Case study: CloudBank
CloudBank sells cloud-based financial planning software on a monthly or annual subscription. Primarily aimed at startups, the SAAS product has also been sold to solo entrepreneurs and freelancers, and a small number of larger corporates.
CloudBank has a team of 30 people, made up of different disciplines:
customer service (who manage all queries from clients and customers).
technical (who maintain the software and build new features).
marketing (who promote the company and product).
sales (who bring in new customers).
New customers can come to the product directly through the website and sign up with a credit card, although larger clients usually need a longer sales conversation and bespoke setup of the software.

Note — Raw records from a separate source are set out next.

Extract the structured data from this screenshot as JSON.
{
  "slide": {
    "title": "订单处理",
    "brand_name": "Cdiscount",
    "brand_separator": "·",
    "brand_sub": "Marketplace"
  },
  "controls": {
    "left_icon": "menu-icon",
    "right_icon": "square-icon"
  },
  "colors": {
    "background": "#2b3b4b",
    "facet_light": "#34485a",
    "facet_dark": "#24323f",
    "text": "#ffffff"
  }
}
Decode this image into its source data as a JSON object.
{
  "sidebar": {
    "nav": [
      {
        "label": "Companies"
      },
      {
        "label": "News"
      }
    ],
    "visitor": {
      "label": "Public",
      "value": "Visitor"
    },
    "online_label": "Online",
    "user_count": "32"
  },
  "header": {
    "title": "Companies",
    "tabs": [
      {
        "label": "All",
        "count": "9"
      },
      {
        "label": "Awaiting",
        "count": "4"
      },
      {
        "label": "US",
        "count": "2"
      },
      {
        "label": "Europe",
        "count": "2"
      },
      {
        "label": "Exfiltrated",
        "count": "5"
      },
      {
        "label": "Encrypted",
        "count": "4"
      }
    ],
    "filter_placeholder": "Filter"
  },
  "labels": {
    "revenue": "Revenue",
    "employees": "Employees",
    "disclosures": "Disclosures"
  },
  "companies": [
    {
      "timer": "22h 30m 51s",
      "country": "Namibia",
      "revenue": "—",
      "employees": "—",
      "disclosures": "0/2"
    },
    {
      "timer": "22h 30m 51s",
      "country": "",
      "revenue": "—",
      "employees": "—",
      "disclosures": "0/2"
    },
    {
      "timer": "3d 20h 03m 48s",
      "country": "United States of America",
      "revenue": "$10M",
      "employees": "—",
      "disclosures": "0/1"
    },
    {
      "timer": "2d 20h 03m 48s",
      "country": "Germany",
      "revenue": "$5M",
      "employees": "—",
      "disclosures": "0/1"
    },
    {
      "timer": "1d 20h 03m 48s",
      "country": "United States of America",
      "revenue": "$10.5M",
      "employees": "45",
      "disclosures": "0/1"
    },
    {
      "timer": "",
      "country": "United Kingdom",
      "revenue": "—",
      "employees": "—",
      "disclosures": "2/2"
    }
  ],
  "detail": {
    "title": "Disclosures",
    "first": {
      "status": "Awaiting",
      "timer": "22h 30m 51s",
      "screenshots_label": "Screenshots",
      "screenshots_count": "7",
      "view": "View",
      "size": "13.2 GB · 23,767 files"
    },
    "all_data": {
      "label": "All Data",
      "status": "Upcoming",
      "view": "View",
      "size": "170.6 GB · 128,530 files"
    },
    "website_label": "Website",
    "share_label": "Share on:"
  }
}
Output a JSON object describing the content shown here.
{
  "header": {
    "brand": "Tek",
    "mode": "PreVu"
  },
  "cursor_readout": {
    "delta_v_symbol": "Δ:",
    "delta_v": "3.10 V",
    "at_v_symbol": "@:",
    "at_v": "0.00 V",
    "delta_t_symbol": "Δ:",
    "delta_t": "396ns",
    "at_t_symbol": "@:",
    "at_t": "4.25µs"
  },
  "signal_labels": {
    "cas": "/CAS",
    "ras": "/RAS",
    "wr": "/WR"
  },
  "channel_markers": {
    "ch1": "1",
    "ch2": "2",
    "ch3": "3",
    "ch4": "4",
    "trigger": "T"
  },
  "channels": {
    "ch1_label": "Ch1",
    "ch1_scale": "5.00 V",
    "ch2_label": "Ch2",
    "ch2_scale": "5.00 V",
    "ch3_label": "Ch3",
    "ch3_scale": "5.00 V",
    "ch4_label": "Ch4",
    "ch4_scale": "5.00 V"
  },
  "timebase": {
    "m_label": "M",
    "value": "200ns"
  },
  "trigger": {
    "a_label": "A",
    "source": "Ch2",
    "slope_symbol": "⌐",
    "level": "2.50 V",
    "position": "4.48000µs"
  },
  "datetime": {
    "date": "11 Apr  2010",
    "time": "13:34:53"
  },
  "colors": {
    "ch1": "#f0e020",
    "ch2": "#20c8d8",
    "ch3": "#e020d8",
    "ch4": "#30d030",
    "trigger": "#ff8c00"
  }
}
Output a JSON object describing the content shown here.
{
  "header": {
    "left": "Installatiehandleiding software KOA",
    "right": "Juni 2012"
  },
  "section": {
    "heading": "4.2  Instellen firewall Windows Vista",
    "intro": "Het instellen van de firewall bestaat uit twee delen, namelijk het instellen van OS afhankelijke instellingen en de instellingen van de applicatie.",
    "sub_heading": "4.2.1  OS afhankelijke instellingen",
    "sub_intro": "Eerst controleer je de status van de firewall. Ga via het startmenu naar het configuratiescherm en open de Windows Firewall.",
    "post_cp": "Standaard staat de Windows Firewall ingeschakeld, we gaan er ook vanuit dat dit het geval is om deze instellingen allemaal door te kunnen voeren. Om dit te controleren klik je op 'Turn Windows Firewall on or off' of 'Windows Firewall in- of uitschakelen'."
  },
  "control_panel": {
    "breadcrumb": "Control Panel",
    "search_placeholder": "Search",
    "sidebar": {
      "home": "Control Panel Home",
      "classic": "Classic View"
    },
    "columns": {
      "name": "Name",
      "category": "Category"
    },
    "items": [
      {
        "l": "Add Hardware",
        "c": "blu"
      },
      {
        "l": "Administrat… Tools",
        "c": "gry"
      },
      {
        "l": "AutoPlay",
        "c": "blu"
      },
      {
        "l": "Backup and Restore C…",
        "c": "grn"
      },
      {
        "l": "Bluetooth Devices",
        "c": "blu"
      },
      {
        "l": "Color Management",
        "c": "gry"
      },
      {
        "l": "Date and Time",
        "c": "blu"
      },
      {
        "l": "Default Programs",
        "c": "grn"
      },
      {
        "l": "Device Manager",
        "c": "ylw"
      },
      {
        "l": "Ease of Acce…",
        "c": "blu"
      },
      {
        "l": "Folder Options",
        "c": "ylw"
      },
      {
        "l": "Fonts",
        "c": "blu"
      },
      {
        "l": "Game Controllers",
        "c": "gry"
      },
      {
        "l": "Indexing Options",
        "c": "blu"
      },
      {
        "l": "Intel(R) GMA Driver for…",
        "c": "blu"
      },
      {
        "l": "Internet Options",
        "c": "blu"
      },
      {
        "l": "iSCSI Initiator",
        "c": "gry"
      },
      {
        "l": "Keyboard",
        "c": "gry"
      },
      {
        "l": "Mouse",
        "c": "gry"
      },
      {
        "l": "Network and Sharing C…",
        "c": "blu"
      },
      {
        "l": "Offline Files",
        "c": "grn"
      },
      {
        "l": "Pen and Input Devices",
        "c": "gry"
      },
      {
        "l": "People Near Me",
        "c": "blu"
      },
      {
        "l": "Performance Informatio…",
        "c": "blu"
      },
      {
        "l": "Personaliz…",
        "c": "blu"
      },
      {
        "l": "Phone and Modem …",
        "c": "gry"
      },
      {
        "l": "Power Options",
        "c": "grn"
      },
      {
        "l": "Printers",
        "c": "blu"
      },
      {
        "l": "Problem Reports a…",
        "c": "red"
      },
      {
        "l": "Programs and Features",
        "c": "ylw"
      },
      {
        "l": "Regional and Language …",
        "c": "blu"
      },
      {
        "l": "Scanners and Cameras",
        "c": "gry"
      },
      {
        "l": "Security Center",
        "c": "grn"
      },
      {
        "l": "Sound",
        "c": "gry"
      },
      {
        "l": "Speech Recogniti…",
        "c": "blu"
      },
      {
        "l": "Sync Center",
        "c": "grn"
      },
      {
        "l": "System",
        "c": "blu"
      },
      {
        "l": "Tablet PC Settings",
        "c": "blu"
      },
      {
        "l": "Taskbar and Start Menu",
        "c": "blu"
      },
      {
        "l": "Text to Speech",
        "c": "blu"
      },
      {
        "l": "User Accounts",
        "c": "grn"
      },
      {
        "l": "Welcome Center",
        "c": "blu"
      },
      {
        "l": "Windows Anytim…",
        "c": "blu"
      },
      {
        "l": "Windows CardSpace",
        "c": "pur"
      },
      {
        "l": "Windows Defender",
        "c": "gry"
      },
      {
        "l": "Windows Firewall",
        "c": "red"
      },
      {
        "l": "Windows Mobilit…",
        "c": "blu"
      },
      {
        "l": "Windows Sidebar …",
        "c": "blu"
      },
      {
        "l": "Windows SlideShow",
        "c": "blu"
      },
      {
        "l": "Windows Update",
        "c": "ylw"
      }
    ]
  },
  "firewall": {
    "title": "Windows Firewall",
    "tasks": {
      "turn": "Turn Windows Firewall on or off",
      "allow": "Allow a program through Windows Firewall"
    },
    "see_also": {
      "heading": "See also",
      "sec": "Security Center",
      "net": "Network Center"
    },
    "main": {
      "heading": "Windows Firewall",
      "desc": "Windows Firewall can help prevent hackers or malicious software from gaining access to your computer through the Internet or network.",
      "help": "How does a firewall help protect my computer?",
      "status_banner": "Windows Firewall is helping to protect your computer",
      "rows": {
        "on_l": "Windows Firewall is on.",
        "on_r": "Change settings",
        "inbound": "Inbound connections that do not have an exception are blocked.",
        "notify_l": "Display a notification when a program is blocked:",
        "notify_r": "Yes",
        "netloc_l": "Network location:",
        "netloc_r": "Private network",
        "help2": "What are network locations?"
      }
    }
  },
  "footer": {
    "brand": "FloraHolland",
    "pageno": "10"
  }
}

The core set of product features work well, and they have thousands of users each day. There is a list of other features they could build, but they’re not sure about how to prioritise them.
CloudBank want to expand their business, and they’ve brought you in as consultants to help. They’ve already brainstormed a few ideas to grow:
Focusing on larger corporate clients rather than startups.
Expanding the sales team to onboard startup clients more quickly.
Adding the ability to handle cryptocurrency (eg. Bitcoin).
Automating filing of expenses (currently a manual process).
Giving new users a one month free trial.
Creating new language versions of the product (eg. Spanish).
They don’t know if any of those will actually work, and they’re definitely open to other ideas.
CloudBank has an email newsletter that it sends out to a large group of existing and potential customers. It’s intended for content marketing – it mainly links to blog posts about managing finances as a startup.
The head of sales wants to send more emails that are straight sales pitches – that describe the product and its features, and encourage people to sign up. The head of marketing is concerned that this will actually put people off the brand.
The analytics team has noticed that users who connect CloudBank to their online banking within the first month of subscribing tend to use the product every day. Users who never connect their online banking tend to just log in every couple of weeks.
The head of UX wants to invest in features that will encourage users to connec their online banking as early as possible. The sales team is arguing this doesn’t matter – if the customers are paying every month, why do we care how often they’re using it?